*Zack Carlson of the Alamo Drafthouse recently put on a screening of WORLD’S GREATEST SINNER as his “goodbye film” before leaving as a programmer for the famed Texas theater chain

Jacob Knight, “Remembering Timothy Carey: The World’s Greatest Bit Actor”; Very Aware (July 26, 2013)

The World's Greatest Sinner

Quote of the Week

After that [The Wild One], I tried to get into PRINCE VALIANT (54, Robert Wagner starred). So I went to Western Costume to dress up like Sir Black [sic; the character’s name is actually Brack. The part eventually went to James Mason], the heavy in it.They fitted me in this outfit, all sashed pants and that had a medieval glove with a weapon from that era. And I thought, how am I gonna get in there, so I went to climb the fence at 20th Century Fox, but I couldn’t make it because of the clothes I had on. It was right near a golf course and a golfer helped me over with a ladder. I told him I was an actor on the set who got lost. I tried to find the director, Henry Hathaway, but he wasn’t in his office so I went to the commissary where he was having lunch and said, “Here I am, Sir Black! My men number many. I’m here for the part. Do I get it?” I took out my knife. He said, “Put the knife away, you got the part.” Then I was escorted off the lot. I never got the part, but I enjoyed it. It was fun.

– Psychotronic Video magazine #6, Summer 1990; interview by Michael Murphy and Johnny Legend, research by Michael J. Weldon

The Wild One poster

Quote of the Week

“Somewhere around there I was kicked out of six films in a row. Then I did BAYOU and they wanted me to play the heavy, so I went down to Louisiana and played a Cajun, Ulysses. ‘What I want I gonna get and no dirty Yonkee from swell country is gonna take it away from me!’ Peter Graves takes away my woman and we have a big fight scene in the cemetery and I fall on an axe.” Carey’s Cajun bully was memorable (other characters refer to him as a shark and a snake), but his standout bit was doing an incredible uninhibited dance to accordion music. He hops in the air, does rubberleg moves, caresses himself and scratches like he has fleas, while a storm brews.
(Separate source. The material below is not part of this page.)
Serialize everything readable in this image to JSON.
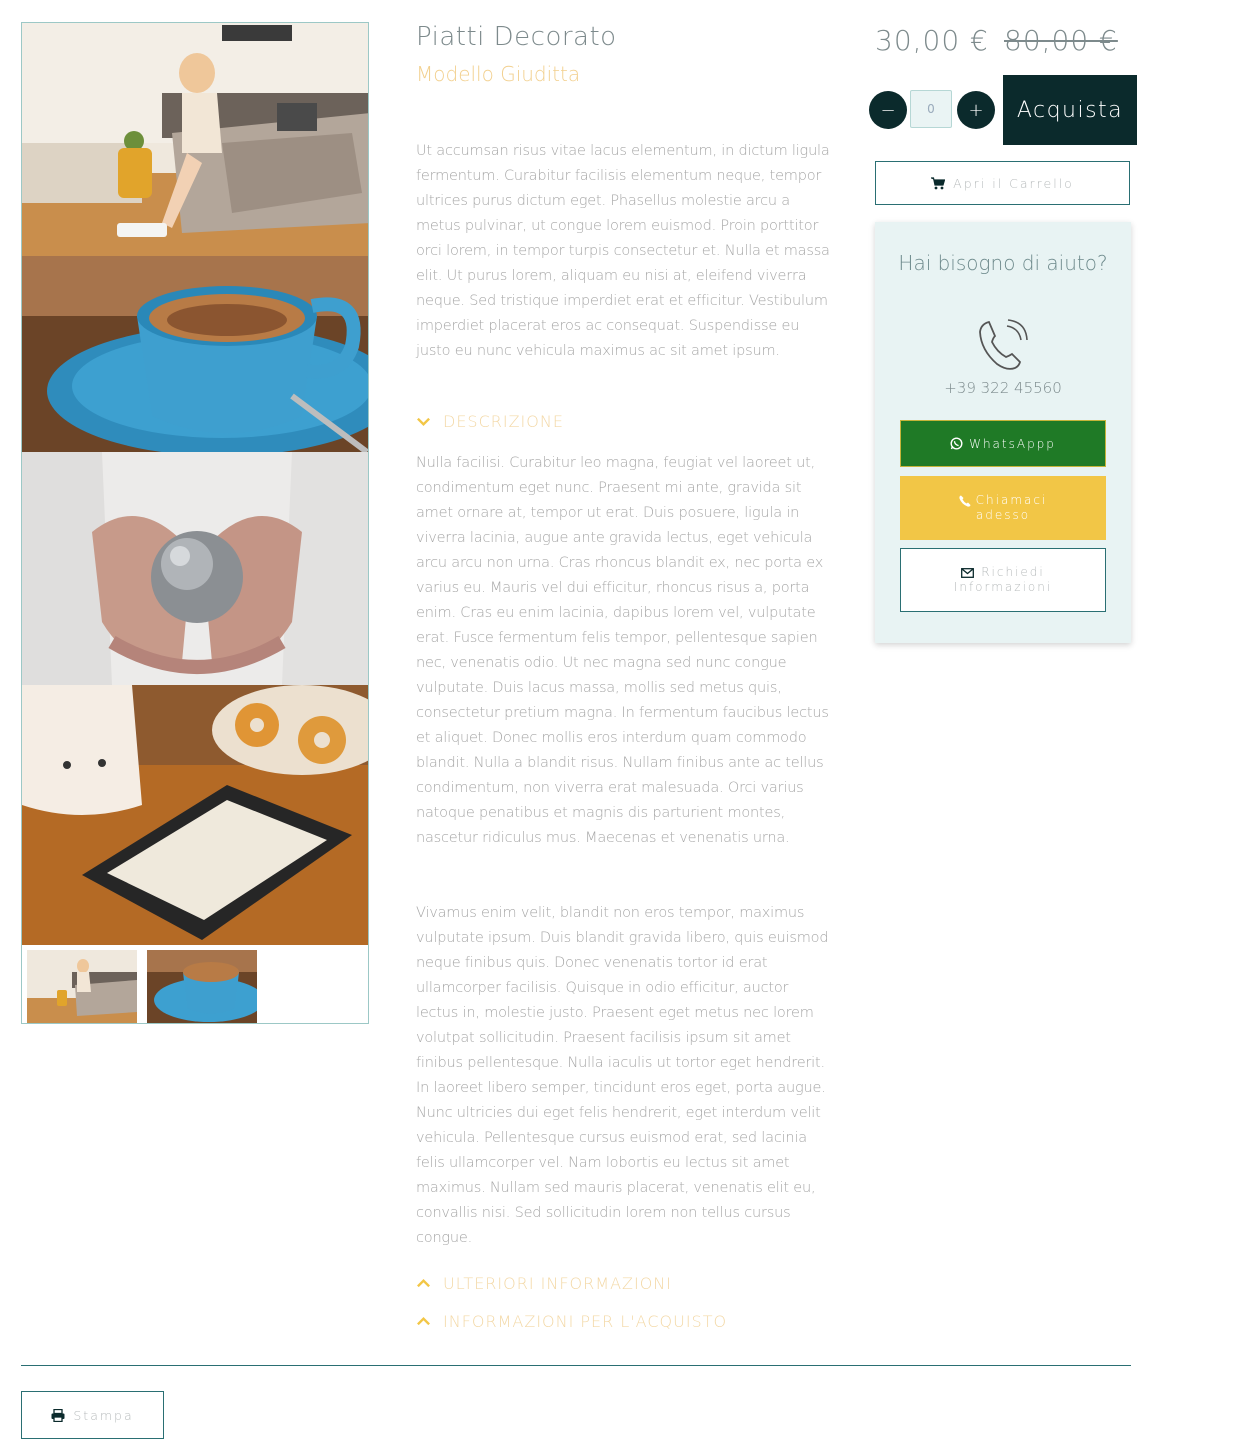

The Ulysses dance is so good that it’s edited in several times. BAYOU was made at about the same time as Roger Corman‘s SWAMP WOMAN. Both featured Corman regulars Jonathan Haze and Ed Nelson. BAYOU was directed by Harold Daniels who had co-directed the famous roadshow hit, THE PRINCE OF PEACE with William Beaudine.

– Psychotronic Video magazine #6, Summer 1990; interview by Michael Murphy andJohnny Legend, research by Michael J. Weldon

Bayou

Quote of the Week

You know, I was always a hound for publicity. They were doing the Academy Awards and Brando was up for it. Well, I knew him from The Wild One, I knew he was going to get it (for On the Waterfront), so I was getting dressed up for it and I was going to go up there and get it before he got there, but some guy from Western Costume who was dressing me up talked me out of it.

Psychotronic Video magazine #6, Summer 1990; interview by Michael Murphy and Johnny Legend, research by Michael J. Weldon

Congratulations to all of tonight’s Oscar winners!

The Wild One